To date Renewable World has worked with local partner CRT-N to bring hydram technology to Nepal and develop the technical understanding of its use and promote recognition of its impact and benefits. The Renewable World programme has involved training a Nepalese engineering team in the technology and securing the license for CRT-N’s private sector wing to produce the technology in Nepal. The local team is now in the process of establishing four sites, all several hours drive east of Kathmandu, in rural areas where this technology is or will be providing constant water supply to extremely poor consumers at minimal cost. The potential payback period for the installation of this technology is extremely favourable making it a prime candidate for commercialization.
CRT/N and local partner Rural Mutual Development inspect the newly installed hydram in Mahadevsthan
The hyrdam pump technology uses a combination of pressure and gravity to force water uphill and is able to pump at a constant rate for 24 hrs a day. We saw one such system where constant water supply is now being provided to a school of 600 pupils and teachers in Mahadevsthan, Dahling district. This is the only high school in a disparate and far flung area of over 7,000 people (there are 19 primary schools) and therefore many of the children must board. As a result water is needed for their washing, cleaning and sanitary needs as well as toilet facilities; all this was previously carried by hand. Now the time saved can spent on education, and with improved sanitation, the incidence of diarrhoeal diseases will be reduced, both at the school and in the village (as the toilets are used by local villagers too).
The secondary school at Mahadevstran where 600 pupils now benefit from a constant source of water for washing, cleaning and sanitation.
Following this initial phase Renewable World is now in discussions to develop a programme to promote the commercial production of this technology across Nepal by licensing private sector suppliers to manufacture, market and sell the technology across the country. We hope this process with ultimately help to drive down the unit price, increase efficiencies in the production process and ensure greater up-take of the technology.

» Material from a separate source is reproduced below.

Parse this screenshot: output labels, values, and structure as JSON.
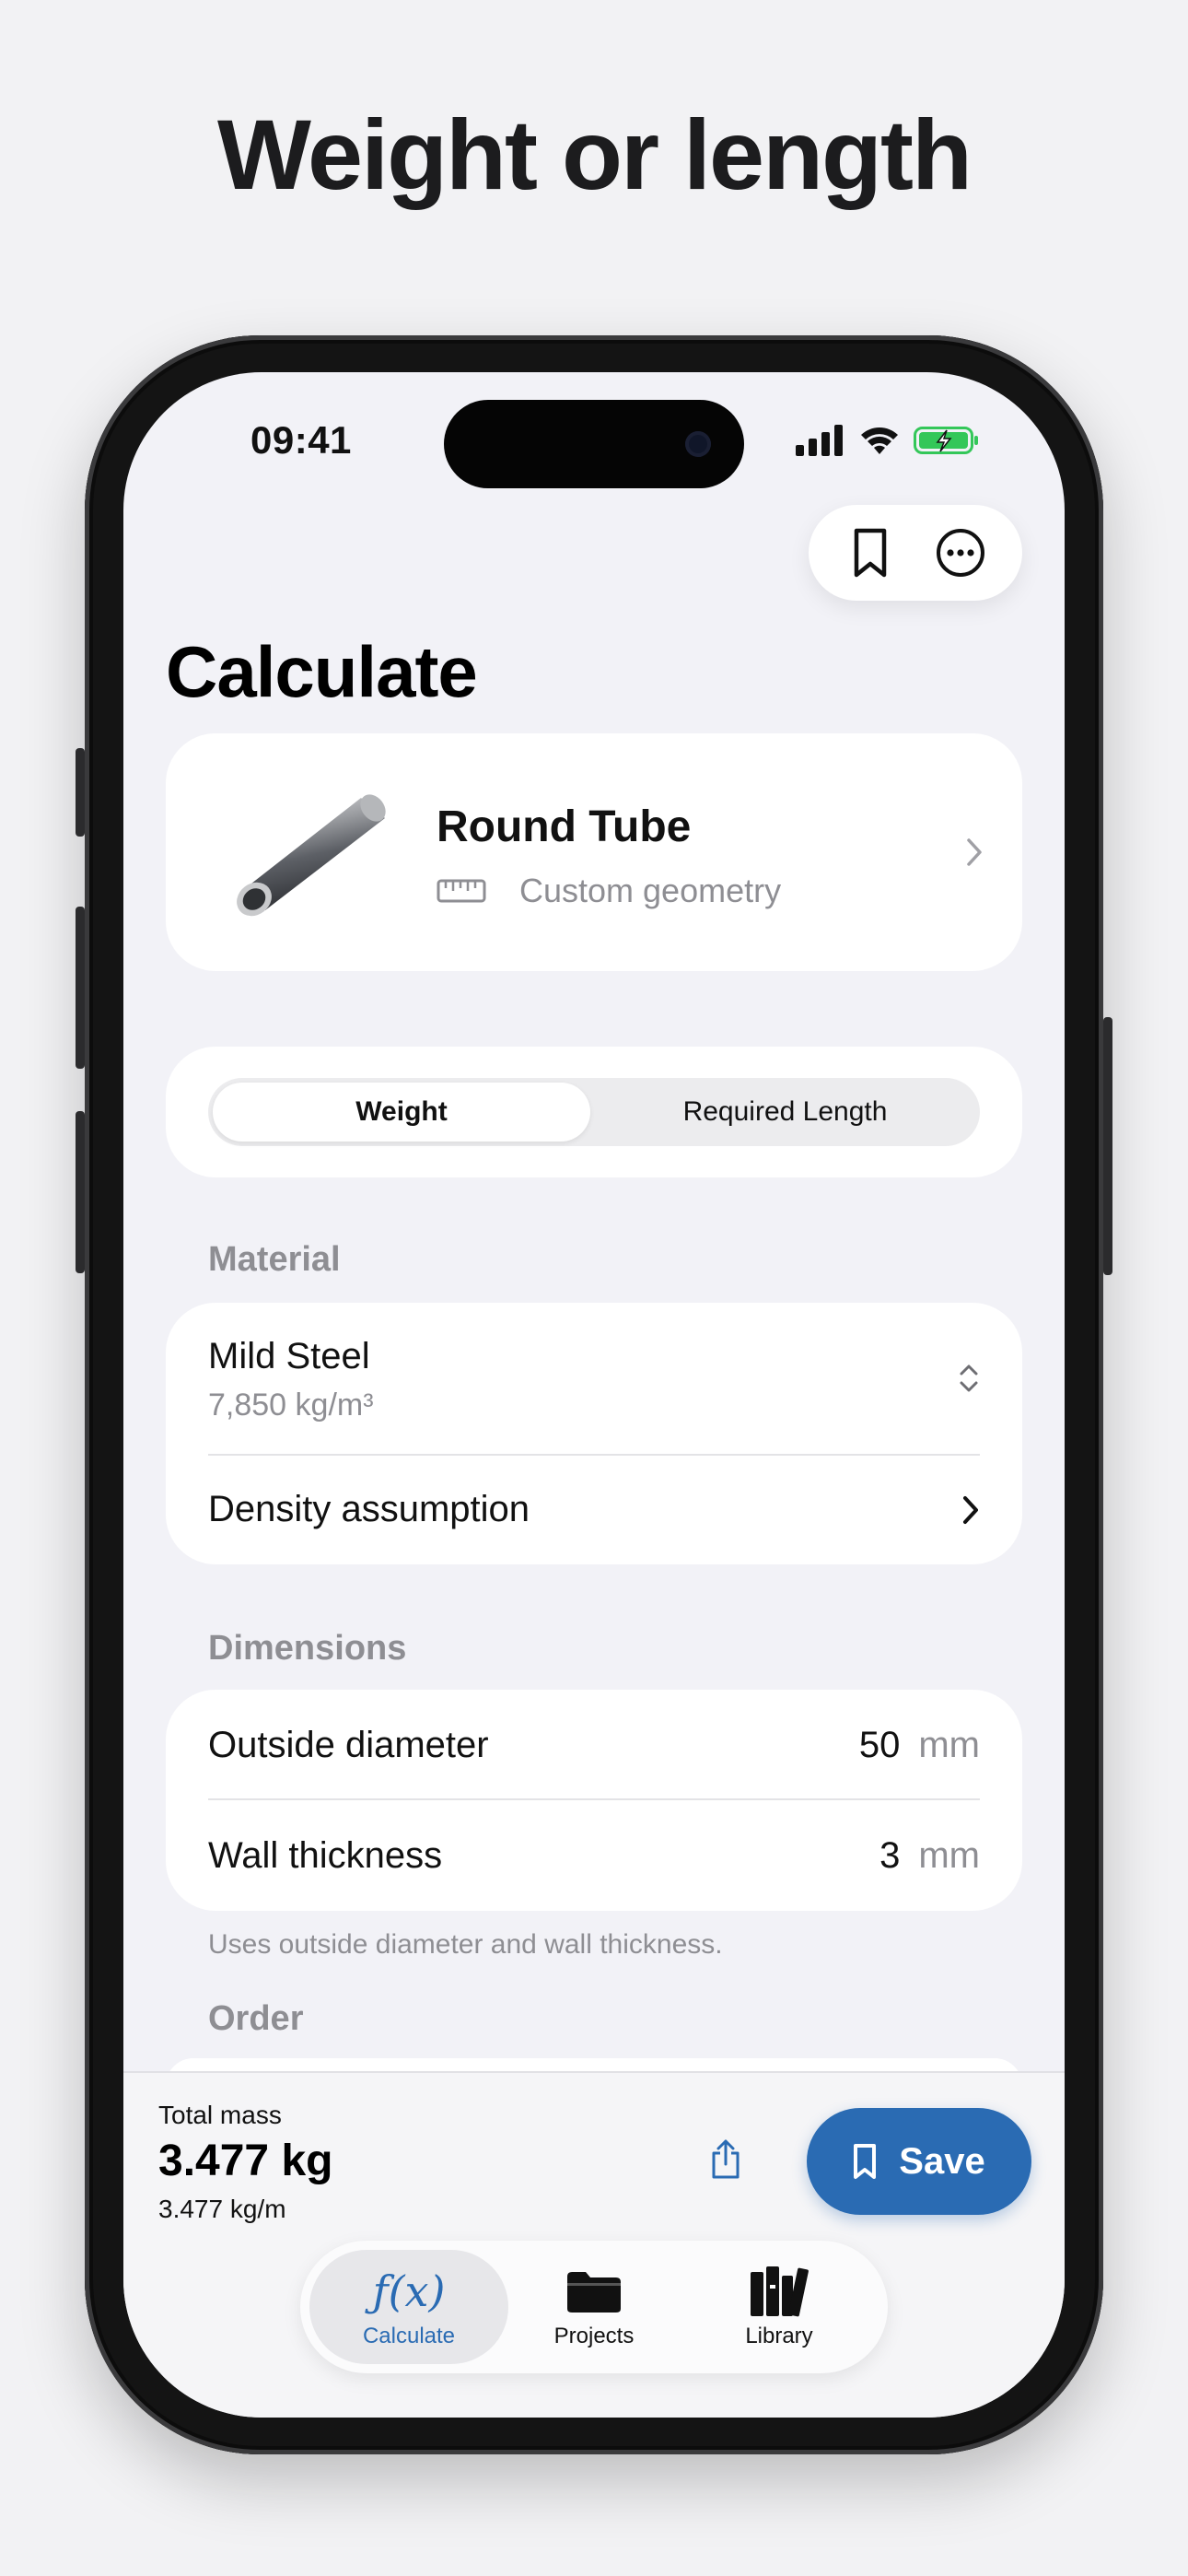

The future is potentially extremely exciting for hydram in Nepal.
Menaka Lohane, Treasurer of the Water Users Committee who collects payment for the use of the water in the school which is used to maintain the hydram pump.